This past week also saw the Canadian Restaurant and Foodservices Association launch its own campaign against the HST -- No Meal Tax -- after failing to convince Premier Gordon Campbell to remove the planned 7 per cent tax on restaurant food. The CRFA fears the industry could lose $750 million -- nearly $50,000 per average restaurant -- and thousands of jobs.
It has launched a consumer petition to express public opposition.
HST backers punished in polls
Two new Angus Reid Public Opinion polls show that both the Ontario and B.C. Liberal parties are paying a huge political price for the HST -- months before it's even imposed.
The Dalton McGuinty Liberals have dropped into a poor second place in just a few months at only 29 per cent, while the Conservatives under leader Tim Hudak have soared to 41 per cent thanks to their spirited battle against the HST, which included having elected members occupy the Legislature.
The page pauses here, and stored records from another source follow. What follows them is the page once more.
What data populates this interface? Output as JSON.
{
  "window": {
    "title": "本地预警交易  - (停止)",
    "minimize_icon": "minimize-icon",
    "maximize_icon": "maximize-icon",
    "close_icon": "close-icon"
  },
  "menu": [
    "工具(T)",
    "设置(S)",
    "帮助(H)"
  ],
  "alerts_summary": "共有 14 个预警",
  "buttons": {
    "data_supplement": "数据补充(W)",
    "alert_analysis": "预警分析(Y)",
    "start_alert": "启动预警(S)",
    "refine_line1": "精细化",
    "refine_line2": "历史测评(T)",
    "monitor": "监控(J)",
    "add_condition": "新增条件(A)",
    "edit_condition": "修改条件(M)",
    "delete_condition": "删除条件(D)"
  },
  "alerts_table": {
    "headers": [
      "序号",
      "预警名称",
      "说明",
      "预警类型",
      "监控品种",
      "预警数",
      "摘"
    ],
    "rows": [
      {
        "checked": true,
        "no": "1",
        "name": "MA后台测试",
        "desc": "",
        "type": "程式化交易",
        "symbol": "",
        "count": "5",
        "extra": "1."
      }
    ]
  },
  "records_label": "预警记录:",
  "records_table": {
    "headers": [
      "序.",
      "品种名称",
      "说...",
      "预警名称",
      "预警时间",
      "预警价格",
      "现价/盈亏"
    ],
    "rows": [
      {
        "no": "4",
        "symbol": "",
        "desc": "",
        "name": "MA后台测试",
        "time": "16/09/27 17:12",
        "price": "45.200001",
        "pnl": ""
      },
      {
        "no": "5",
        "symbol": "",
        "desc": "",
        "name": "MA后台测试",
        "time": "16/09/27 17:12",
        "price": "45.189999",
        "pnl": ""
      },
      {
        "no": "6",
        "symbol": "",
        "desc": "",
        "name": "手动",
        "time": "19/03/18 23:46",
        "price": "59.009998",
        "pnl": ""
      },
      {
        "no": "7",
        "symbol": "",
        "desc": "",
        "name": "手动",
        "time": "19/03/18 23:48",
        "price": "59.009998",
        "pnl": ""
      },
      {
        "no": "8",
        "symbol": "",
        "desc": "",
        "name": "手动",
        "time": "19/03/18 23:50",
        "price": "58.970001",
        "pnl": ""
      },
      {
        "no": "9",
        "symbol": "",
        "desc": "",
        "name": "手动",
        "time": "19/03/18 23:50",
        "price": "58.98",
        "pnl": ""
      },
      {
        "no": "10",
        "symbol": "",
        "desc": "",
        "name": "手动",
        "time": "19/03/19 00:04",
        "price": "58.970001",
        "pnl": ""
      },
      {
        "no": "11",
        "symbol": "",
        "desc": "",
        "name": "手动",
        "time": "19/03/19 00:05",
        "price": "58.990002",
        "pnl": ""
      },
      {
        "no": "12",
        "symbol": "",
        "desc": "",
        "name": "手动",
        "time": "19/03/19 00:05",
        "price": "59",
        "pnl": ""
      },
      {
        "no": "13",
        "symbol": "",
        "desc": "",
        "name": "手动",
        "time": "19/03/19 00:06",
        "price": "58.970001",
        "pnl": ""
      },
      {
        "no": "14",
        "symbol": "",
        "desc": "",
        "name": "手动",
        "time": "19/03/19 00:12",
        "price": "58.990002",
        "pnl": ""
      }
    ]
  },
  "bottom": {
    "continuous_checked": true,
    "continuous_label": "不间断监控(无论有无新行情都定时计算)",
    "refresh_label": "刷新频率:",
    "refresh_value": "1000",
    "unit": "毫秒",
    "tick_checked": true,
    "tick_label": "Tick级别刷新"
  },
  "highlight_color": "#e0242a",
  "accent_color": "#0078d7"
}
And the Ontario NDP has also jumped to 20 per cent.
In B.C. the Campbell Liberals have plummeted to 33 per cent while the Carole James NDP is at an all-time high of 47 per cent.
And the HST is the reason in both provinces, with Ipsos Reid finding that 82 per cent of British Columbians oppose the tax, 61 per cent strongly. A stunning 91 per cent believe it will hurt the provincial economy.
In Ontario, 75 per cent oppose the HST, with 57 per cent saying they do so "strongly" and 83 per cent believe it will make goods and services more expensive.
The HST vote in Parliament is also hurting the federal Conservatives in B.C. The CRFA did a poll which showed 54 per cent viewed the government as "less favourable" after learning Prime Minister Stephen Harper proposed the HST deal.
And the CRFA uses strong language in condemning the HST:
"It's very simple. The new Meal Tax will hurt our communities while supporting tax breaks to business," the CRFA website says. "How can we support a tax that 'will raise more money from consumers to give tax breaks to business and there won't be more money for health or social programs.'"
Saskatchewan as prologue
And for those who say it is a "done deal" regardless of overwhelming opposition, look to Saskatchewan, where the Conservative government that brought in an HST was defeated in the 1991 election by New Democrats who reversed the legislation.
The Fight HST campaign, which I support, will try next year to force a province-wide initiative vote to overturn the tax.
The elites think they have already won. Time for the people to teach them another lesson.